(Web page and app entries)
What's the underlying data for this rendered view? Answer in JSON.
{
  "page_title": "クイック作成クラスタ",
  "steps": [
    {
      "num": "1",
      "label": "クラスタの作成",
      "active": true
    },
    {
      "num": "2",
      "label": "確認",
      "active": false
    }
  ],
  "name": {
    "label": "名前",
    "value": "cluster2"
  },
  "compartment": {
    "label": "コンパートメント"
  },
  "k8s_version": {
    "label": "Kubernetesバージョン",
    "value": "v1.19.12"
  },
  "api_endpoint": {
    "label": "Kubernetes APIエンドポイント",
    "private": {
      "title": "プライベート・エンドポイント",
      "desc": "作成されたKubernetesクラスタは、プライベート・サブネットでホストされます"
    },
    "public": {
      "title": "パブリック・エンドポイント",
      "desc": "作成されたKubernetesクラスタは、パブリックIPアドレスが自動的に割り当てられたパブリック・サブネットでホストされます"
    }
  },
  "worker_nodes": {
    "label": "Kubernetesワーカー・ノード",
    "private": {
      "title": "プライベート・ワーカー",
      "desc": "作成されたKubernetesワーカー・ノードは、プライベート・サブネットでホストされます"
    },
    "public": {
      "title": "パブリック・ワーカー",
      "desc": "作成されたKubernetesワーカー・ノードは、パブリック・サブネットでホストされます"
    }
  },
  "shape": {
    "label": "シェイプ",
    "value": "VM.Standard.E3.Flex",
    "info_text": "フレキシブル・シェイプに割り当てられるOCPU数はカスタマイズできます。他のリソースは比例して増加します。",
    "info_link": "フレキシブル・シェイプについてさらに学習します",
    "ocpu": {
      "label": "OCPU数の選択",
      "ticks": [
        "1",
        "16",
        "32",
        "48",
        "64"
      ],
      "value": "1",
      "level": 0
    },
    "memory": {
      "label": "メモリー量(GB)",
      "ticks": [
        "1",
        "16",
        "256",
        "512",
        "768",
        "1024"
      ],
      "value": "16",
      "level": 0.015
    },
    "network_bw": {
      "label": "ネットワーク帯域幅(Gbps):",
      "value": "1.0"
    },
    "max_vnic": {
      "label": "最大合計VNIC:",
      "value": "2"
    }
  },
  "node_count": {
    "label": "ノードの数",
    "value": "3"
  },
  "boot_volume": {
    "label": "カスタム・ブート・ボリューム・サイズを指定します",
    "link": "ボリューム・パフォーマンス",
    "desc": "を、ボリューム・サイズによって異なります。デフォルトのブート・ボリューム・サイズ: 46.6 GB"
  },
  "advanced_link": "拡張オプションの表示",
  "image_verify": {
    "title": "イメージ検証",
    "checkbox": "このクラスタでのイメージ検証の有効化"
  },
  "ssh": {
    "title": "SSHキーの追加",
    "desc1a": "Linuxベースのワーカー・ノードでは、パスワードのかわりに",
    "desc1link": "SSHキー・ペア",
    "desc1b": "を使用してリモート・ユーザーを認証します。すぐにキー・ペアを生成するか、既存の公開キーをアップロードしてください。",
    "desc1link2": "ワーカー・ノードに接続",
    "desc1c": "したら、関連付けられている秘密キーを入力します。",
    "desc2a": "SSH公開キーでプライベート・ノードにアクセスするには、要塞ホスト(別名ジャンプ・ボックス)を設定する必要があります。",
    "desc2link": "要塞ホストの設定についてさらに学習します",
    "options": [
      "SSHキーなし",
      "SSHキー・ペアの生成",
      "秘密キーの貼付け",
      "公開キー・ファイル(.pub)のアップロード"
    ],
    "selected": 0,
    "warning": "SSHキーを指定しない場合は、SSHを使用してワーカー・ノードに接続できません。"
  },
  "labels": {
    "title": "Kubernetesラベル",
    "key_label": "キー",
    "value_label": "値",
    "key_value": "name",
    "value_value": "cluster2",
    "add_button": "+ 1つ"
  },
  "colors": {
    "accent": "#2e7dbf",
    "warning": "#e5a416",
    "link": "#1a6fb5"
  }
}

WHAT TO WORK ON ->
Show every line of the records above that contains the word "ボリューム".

ANSWER TO THIS EXERCISE ->
    "label": "カスタム・ブート・ボリューム・サイズを指定します",
    "link": "ボリューム・パフォーマンス",
    "desc": "を、ボリューム・サイズによって異なります。デフォルトのブート・ボリューム・サイズ: 46.6 GB"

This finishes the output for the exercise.